== What the task requires ==
Count the lines in the data below holding the string "user" and write the total by itself.

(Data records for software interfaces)
=====

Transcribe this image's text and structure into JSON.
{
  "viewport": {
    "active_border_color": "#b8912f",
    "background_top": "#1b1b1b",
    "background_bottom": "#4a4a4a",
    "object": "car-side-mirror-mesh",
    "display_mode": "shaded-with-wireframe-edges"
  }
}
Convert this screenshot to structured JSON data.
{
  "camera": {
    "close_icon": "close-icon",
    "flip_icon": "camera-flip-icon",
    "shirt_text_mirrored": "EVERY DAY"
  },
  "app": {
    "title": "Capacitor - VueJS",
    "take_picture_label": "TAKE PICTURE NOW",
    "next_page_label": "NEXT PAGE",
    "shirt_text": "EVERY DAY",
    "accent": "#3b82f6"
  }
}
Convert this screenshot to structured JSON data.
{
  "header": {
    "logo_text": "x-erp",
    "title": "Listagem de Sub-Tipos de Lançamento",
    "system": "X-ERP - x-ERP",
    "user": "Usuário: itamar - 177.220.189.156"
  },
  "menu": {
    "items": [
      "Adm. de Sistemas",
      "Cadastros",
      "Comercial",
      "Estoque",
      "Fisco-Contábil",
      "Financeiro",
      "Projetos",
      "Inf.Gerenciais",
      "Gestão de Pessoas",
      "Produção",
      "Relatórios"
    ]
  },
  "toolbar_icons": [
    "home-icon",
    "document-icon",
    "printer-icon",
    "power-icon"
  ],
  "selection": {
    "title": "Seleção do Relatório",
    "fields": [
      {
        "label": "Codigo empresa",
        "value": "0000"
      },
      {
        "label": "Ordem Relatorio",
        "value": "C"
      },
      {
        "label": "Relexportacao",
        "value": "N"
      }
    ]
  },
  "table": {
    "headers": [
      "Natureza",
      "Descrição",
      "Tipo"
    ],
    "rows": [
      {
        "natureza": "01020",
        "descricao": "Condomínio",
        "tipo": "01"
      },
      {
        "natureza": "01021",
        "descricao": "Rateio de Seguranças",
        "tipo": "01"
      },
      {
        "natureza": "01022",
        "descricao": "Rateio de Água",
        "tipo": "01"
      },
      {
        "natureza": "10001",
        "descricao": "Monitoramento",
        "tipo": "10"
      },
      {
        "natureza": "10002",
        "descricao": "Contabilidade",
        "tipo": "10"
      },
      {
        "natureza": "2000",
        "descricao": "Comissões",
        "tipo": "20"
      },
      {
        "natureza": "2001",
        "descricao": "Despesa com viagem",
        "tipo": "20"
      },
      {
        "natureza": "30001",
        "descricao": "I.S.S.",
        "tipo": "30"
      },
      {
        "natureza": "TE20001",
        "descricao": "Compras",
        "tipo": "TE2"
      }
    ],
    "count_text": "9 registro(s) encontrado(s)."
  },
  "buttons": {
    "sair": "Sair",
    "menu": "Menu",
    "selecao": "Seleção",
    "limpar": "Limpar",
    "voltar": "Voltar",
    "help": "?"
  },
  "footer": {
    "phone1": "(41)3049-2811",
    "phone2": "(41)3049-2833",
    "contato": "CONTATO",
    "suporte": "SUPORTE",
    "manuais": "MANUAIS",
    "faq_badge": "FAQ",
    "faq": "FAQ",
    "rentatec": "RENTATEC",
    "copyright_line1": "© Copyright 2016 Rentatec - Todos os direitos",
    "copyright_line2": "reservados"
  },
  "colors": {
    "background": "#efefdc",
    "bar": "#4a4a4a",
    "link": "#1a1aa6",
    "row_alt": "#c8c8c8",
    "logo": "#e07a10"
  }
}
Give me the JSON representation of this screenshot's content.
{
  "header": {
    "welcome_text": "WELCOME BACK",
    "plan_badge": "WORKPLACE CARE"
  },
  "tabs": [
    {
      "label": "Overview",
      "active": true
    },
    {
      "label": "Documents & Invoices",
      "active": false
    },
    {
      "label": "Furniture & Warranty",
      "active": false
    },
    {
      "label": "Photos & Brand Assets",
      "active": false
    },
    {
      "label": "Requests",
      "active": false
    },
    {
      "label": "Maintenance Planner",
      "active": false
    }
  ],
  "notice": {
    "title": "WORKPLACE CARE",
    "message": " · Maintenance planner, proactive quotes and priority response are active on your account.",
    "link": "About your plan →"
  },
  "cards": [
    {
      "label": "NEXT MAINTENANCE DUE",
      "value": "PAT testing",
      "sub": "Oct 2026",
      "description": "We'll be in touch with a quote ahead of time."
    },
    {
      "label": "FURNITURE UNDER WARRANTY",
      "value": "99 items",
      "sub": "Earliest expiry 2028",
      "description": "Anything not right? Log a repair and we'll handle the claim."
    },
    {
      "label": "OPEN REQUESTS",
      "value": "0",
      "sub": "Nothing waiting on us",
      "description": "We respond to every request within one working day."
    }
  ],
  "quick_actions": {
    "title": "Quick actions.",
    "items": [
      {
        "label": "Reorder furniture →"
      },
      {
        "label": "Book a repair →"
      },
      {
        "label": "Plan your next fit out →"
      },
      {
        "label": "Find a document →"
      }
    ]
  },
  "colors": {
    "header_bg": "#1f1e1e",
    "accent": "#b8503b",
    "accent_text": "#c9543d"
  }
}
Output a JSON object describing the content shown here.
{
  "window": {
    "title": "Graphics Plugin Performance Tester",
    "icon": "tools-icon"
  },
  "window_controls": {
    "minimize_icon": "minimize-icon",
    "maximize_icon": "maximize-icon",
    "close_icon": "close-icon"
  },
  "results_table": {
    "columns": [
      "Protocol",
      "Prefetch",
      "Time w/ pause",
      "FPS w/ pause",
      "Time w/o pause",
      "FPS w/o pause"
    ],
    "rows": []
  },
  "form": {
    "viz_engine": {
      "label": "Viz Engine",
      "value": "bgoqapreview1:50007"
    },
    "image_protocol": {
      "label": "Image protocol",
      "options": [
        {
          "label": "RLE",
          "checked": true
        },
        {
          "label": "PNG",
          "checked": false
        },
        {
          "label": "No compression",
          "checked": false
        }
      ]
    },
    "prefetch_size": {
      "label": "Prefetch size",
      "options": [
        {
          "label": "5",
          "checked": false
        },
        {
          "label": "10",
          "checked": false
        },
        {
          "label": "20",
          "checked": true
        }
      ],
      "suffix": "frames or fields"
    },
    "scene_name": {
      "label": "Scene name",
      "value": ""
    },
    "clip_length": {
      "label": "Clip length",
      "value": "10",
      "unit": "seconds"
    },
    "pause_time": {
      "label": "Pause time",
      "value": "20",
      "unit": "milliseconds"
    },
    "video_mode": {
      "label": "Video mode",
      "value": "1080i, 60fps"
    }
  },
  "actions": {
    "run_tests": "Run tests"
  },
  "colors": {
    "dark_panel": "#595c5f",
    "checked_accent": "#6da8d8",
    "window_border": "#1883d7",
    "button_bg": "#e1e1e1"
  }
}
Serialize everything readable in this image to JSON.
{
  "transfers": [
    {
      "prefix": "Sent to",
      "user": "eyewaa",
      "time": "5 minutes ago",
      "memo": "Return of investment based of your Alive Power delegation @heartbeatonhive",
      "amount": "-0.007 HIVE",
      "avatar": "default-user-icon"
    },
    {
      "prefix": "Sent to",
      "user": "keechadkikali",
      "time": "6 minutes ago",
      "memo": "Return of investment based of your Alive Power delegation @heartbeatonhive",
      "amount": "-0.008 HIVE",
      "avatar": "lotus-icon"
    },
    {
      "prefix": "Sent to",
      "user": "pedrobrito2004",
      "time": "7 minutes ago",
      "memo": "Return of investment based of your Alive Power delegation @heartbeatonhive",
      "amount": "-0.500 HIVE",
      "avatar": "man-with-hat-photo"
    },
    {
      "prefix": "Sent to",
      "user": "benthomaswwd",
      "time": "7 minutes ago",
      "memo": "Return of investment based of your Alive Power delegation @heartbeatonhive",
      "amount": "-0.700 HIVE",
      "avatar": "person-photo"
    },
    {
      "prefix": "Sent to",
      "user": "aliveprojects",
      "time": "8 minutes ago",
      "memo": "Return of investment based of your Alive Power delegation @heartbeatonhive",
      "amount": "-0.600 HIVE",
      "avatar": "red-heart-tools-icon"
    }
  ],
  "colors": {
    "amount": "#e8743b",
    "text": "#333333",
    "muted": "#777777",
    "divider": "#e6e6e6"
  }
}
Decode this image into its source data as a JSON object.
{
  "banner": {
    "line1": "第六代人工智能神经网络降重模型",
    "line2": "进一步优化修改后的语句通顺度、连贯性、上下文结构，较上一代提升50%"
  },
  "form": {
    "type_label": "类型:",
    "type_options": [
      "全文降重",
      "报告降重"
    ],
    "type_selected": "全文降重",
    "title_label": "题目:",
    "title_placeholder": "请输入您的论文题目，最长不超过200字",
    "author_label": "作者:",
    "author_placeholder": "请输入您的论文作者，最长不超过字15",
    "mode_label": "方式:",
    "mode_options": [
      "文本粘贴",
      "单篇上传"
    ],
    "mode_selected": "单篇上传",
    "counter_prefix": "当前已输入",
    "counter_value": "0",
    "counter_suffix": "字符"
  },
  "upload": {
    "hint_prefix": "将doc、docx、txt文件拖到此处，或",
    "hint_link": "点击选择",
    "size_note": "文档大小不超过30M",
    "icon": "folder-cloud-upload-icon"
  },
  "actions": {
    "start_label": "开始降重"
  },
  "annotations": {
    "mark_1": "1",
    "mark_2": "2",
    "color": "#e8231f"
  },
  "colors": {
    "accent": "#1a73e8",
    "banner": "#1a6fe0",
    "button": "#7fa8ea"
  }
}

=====

== Your response ==
7